- **WHAT YOU HAVE TO DO**
Omit the pictures and copy the entries exactly.

Records drawn from a dataset:

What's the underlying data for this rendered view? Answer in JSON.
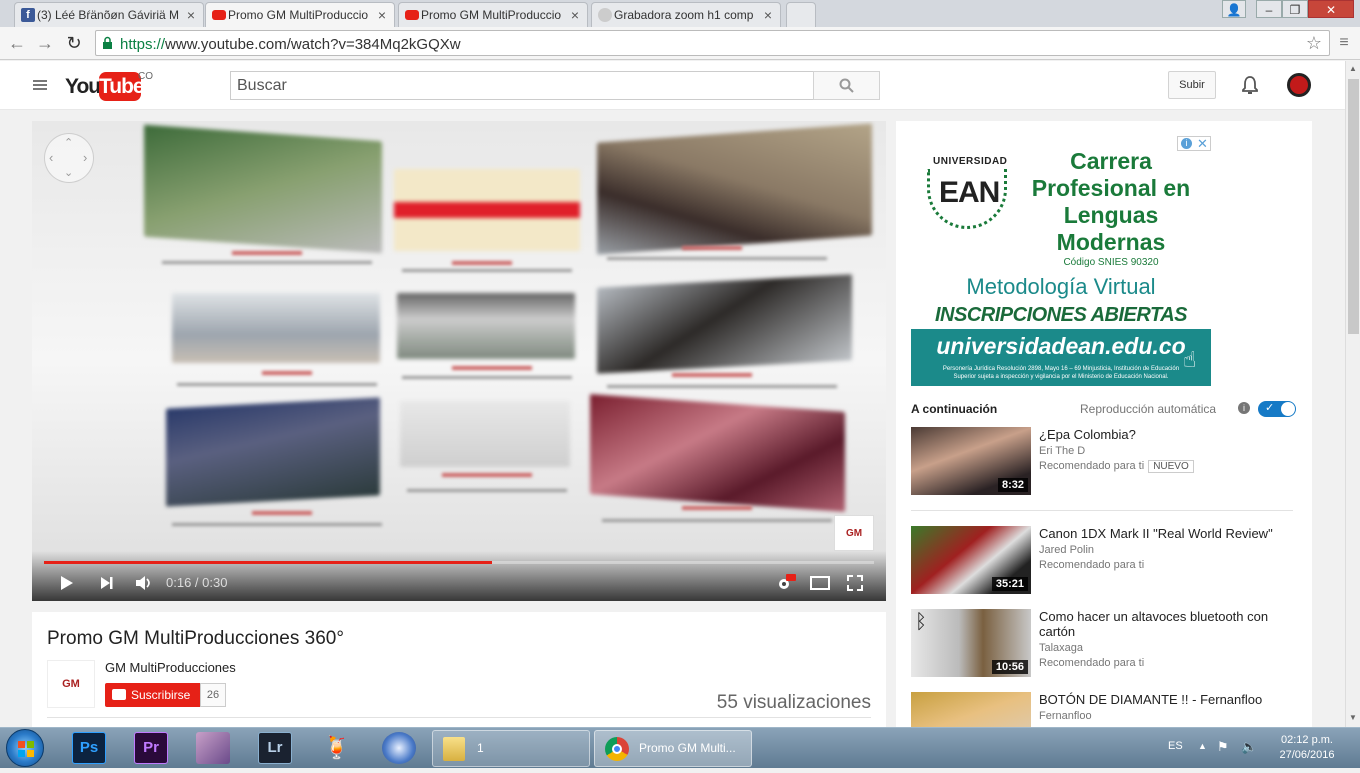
{
  "browser": {
    "tabs": [
      {
        "label": "(3) Léé Bŕänõøn Gáviriä M",
        "icon": "facebook-icon"
      },
      {
        "label": "Promo GM MultiProduccio",
        "icon": "youtube-icon",
        "active": true
      },
      {
        "label": "Promo GM MultiProduccio",
        "icon": "youtube-icon"
      },
      {
        "label": "Grabadora zoom h1 comp",
        "icon": "web-icon"
      }
    ],
    "url_scheme": "https://",
    "url_rest": "www.youtube.com/watch?v=384Mq2kGQXw"
  },
  "yt": {
    "country": "CO",
    "search_placeholder": "Buscar",
    "upload_label": "Subir"
  },
  "video": {
    "title": "Promo GM MultiProducciones 360°",
    "channel": "GM MultiProducciones",
    "subscribe_label": "Suscribirse",
    "subscriber_count": "26",
    "views": "55 visualizaciones",
    "current_time": "0:16",
    "duration": "0:30",
    "time_display": "0:16 / 0:30",
    "progress": 0.54,
    "watermark": "GM"
  },
  "ad": {
    "brand_top": "UNIVERSIDAD",
    "brand": "EAN",
    "headline": "Carrera Profesional en Lenguas Modernas",
    "line1": "Carrera",
    "line2": "Profesional en",
    "line3": "Lenguas",
    "line4": "Modernas",
    "snies": "Código SNIES 90320",
    "method": "Metodología Virtual",
    "registration": "INSCRIPCIONES ABIERTAS",
    "site": "universidadean.edu.co",
    "legal1": "Personería Jurídica Resolución 2898, Mayo 16 – 69 Minjusticia, Institución de Educación",
    "legal2": "Superior sujeta a inspección y vigilancia por el Ministerio de Educación Nacional."
  },
  "sidebar": {
    "up_next_label": "A continuación",
    "autoplay_label": "Reproducción automática",
    "autoplay_on": true,
    "items": [
      {
        "title": "¿Epa Colombia?",
        "channel": "Eri The D",
        "meta": "Recomendado para ti",
        "badge": "NUEVO",
        "duration": "8:32"
      },
      {
        "title": "Canon 1DX Mark II \"Real World Review\"",
        "channel": "Jared Polin",
        "meta": "Recomendado para ti",
        "duration": "35:21"
      },
      {
        "title": "Como hacer un altavoces bluetooth con cartón",
        "channel": "Talaxaga",
        "meta": "Recomendado para ti",
        "duration": "10:56"
      },
      {
        "title": "BOTÓN DE DIAMANTE !! - Fernanfloo",
        "channel": "Fernanfloo",
        "meta": "",
        "duration": ""
      }
    ]
  },
  "taskbar": {
    "folder_task_label": "1",
    "chrome_task_label": "Promo GM Multi...",
    "language": "ES",
    "clock_time": "02:12 p.m.",
    "clock_date": "27/06/2016"
  },
  "colors": {
    "youtube_red": "#e62117",
    "ad_green": "#1a7a3a",
    "ad_teal": "#1b8a8a",
    "autoplay_blue": "#167ac6"
  }
}
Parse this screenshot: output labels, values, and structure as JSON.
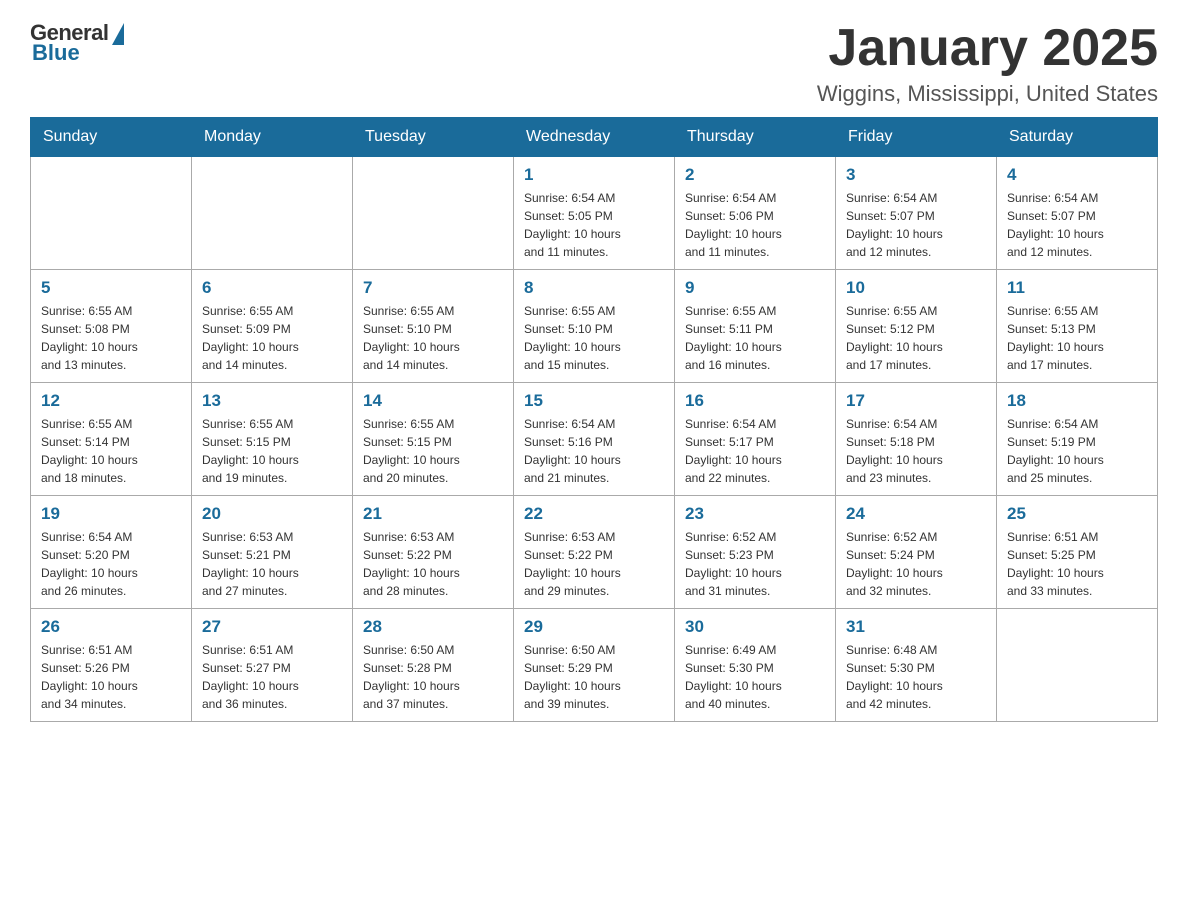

- **RESULT OF THE EXERCISE**
What's the underlying data for this rendered view? Answer in JSON.
{
  "browser": {
    "tabs": [
      {
        "label": "(3) Léé Bŕänõøn Gáviriä M",
        "icon": "facebook-icon"
      },
      {
        "label": "Promo GM MultiProduccio",
        "icon": "youtube-icon",
        "active": true
      },
      {
        "label": "Promo GM MultiProduccio",
        "icon": "youtube-icon"
      },
      {
        "label": "Grabadora zoom h1 comp",
        "icon": "web-icon"
      }
    ],
    "url_scheme": "https://",
    "url_rest": "www.youtube.com/watch?v=384Mq2kGQXw"
  },
  "yt": {
    "country": "CO",
    "search_placeholder": "Buscar",
    "upload_label": "Subir"
  },
  "video": {
    "title": "Promo GM MultiProducciones 360°",
    "channel": "GM MultiProducciones",
    "subscribe_label": "Suscribirse",
    "subscriber_count": "26",
    "views": "55 visualizaciones",
    "current_time": "0:16",
    "duration": "0:30",
    "time_display": "0:16 / 0:30",
    "progress": 0.54,
    "watermark": "GM"
  },
  "ad": {
    "brand_top": "UNIVERSIDAD",
    "brand": "EAN",
    "headline": "Carrera Profesional en Lenguas Modernas",
    "line1": "Carrera",
    "line2": "Profesional en",
    "line3": "Lenguas",
    "line4": "Modernas",
    "snies": "Código SNIES 90320",
    "method": "Metodología Virtual",
    "registration": "INSCRIPCIONES ABIERTAS",
    "site": "universidadean.edu.co",
    "legal1": "Personería Jurídica Resolución 2898, Mayo 16 – 69 Minjusticia, Institución de Educación",
    "legal2": "Superior sujeta a inspección y vigilancia por el Ministerio de Educación Nacional."
  },
  "sidebar": {
    "up_next_label": "A continuación",
    "autoplay_label": "Reproducción automática",
    "autoplay_on": true,
    "items": [
      {
        "title": "¿Epa Colombia?",
        "channel": "Eri The D",
        "meta": "Recomendado para ti",
        "badge": "NUEVO",
        "duration": "8:32"
      },
      {
        "title": "Canon 1DX Mark II \"Real World Review\"",
        "channel": "Jared Polin",
        "meta": "Recomendado para ti",
        "duration": "35:21"
      },
      {
        "title": "Como hacer un altavoces bluetooth con cartón",
        "channel": "Talaxaga",
        "meta": "Recomendado para ti",
        "duration": "10:56"
      },
      {
        "title": "BOTÓN DE DIAMANTE !! - Fernanfloo",
        "channel": "Fernanfloo",
        "meta": "",
        "duration": ""
      }
    ]
  },
  "taskbar": {
    "folder_task_label": "1",
    "chrome_task_label": "Promo GM Multi...",
    "language": "ES",
    "clock_time": "02:12 p.m.",
    "clock_date": "27/06/2016"
  },
  "colors": {
    "youtube_red": "#e62117",
    "ad_green": "#1a7a3a",
    "ad_teal": "#1b8a8a",
    "autoplay_blue": "#167ac6"
  }
}
Parse this screenshot: output labels, values, and structure as JSON.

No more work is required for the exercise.